In recent years the insurgency in Mozambique’s northernmost province of Cabo Delgado has largely gone under the radar. Even in 2019, two years since the violence began experts from the Centre for Strategic and International Studies were struggling with details as simple as the name of the insurgent group, now most commonly referred to as Al-Shabaab (no relation to the Somali group) or Ansar Al-Sunnah (1). Recently more attention has been brought to the group as it has increased in size and scope, successfully capturing district capitals, having caused well over three thousand fatalities (2), and displacing upwards of 800,000 people in the country (3).
While the group is not associated with piracy, Al-Shabaab has been active at sea, seizing islands off Mozambique’s coast and using maritime tactical support during attacks on the mainland. There have long been links between insurgency and piracy, both through those not directly involved turning to criminal activities to survive, and insurgents themselves adopting piracy as a tool in their conflict.
In Somalia, piracy was linked with the collapse of the state and subsequent inability to protect against illegal fishing leading to the livelihoods of Somali fishermen being ruined. This in turn led many to resort to piracy to take retribution against the illegal trawlers and provide the funds needed to survive (4). In Nigeria, Niger Delta militants used piracy as a tool to secure funds and attack multinational companies they blamed for the underdevelopment and environmental destruction of their homes (5). The conflict in Mozambique has been ramping up as government forces and foreign assistance have consistently underestimated the scale of the threat, leading to responses that are too little, too late.
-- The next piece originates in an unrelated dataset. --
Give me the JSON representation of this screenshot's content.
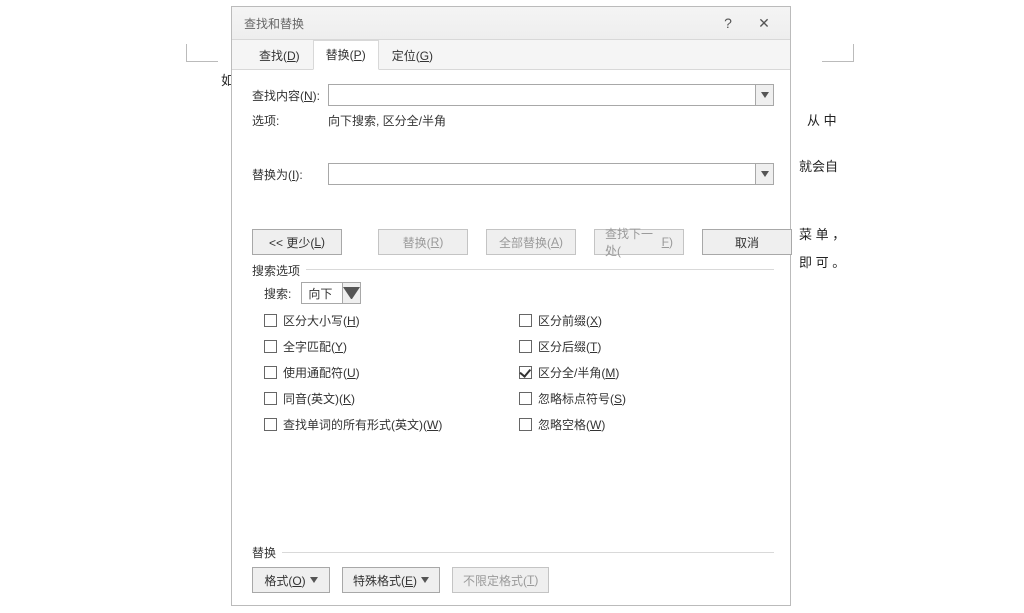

The chaos of the insurgency combined with the underdevelopment of Cabo Delgado and the increasing insecurity of the population cannot be ignored when looking at the maritime security of the Mozambique Channel.